Euro-Mediterranean Human Rights Monitor.
Kuwaiti authorities continue to detain several activists for practicing their right to freedom of expression, accusing them of “criticizing” and “insulting” the emir of Kuwait, Subah Alahmed Al-Subah, and have sentenced them to harsh punishment.
Secret security forces detained Muhammed Khaled Al-Ajami, a human rights activist, on Jan. 28. Al-Ajami was interrogated about tweets criticizing Saudi Arabia, then imprisoned for four days prior to a public hearing on Feb. 2.
Kuwaiti security forces had detained Saleh Al-Mulla, another activist, earlier in January for tweets criticizing Kuwait’s decision to offer Egypt $4 billion in aid despite a decline in oil prices. Al-Mulla was released on bail six days later, with a court hearing scheduled for Feb. 15.
The Kuwaiti Court of Cassation also sentenced Saqr Al-Hashash to 20 months imprisonment for tweets it said “undermined the status of the emir.” Fifty-seven individulas have been imprisoned due to this charge in the last three years. Meanwhile, the head of the Kuwaiti parliament, Marzouq Al-Ghanim, declared that the body would take legal action to hold accountable "those who insulted the leadership of the UAE on a TV show.” His threat came shortly after a former member of the Kuwaiti Parliament, Mubarak Al-Dweila, criticized the UAE’s policy of labeling the Muslim Brotherhood and other organizations as terrorist groups.
Euro-Med Monitor considers such acts as contributing to an escalation of repression practiced by the Kuwaiti authorities for the last three years. In 2014, 15 activists were detained for criticizing the Kuwatiti government and calling for peaceful demonstration. Among them were five activists sentenced to several years of imprisonment, including one to five years.
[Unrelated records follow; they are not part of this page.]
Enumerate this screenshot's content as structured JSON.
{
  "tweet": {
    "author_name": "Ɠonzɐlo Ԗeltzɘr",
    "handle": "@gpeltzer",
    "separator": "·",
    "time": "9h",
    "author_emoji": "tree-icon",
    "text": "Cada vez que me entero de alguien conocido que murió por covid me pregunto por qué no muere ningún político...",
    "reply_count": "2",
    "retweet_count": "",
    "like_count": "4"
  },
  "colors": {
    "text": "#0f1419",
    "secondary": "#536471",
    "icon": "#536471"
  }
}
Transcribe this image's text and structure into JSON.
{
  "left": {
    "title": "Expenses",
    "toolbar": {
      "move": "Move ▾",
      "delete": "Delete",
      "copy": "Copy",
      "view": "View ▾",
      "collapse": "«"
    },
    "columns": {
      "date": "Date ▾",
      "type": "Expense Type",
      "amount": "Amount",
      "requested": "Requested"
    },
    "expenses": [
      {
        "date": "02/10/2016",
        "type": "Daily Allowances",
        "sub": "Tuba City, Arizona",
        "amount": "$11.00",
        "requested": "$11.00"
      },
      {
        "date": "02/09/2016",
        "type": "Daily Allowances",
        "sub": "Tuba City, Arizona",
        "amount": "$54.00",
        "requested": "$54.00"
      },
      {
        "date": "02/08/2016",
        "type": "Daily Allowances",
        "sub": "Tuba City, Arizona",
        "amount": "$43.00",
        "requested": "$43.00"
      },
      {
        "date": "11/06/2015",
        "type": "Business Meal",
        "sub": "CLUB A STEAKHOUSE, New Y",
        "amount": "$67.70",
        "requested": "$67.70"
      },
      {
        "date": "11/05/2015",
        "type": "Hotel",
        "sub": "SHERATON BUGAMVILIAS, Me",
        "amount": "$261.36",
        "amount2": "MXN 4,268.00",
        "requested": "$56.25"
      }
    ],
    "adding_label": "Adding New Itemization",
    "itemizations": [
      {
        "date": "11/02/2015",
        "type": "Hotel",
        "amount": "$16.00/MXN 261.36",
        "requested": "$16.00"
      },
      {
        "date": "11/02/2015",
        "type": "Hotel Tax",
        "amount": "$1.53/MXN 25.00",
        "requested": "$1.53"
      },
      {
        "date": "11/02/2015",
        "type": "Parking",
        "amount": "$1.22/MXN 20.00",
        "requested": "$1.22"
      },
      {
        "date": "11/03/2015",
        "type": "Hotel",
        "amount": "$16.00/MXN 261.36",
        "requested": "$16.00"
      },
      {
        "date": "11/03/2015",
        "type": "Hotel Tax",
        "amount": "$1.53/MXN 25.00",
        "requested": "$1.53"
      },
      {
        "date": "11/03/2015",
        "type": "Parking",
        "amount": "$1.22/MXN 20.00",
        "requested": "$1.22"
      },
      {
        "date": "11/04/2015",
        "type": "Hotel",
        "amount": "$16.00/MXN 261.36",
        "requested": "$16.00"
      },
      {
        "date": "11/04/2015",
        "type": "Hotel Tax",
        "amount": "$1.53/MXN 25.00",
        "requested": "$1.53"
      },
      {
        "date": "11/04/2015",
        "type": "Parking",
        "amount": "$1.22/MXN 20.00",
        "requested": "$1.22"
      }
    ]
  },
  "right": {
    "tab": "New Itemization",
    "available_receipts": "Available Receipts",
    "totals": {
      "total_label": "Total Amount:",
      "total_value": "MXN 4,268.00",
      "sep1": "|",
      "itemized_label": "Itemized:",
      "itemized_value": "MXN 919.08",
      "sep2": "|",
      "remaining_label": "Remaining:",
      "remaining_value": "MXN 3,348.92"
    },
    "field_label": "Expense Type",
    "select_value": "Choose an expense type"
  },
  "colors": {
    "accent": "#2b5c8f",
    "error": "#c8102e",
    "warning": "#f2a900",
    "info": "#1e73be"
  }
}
Euro-Med Monitor calls on the Kuwaiti government to fulfill its responsibilities as a state party to the International Covenant on Civil and Political Rights by halting its arrests of opponents and activists, and to amend the Kuwaiti Penal Code, which requires sentencing of those who “undermine the status of the emir” to several years of imprisonment.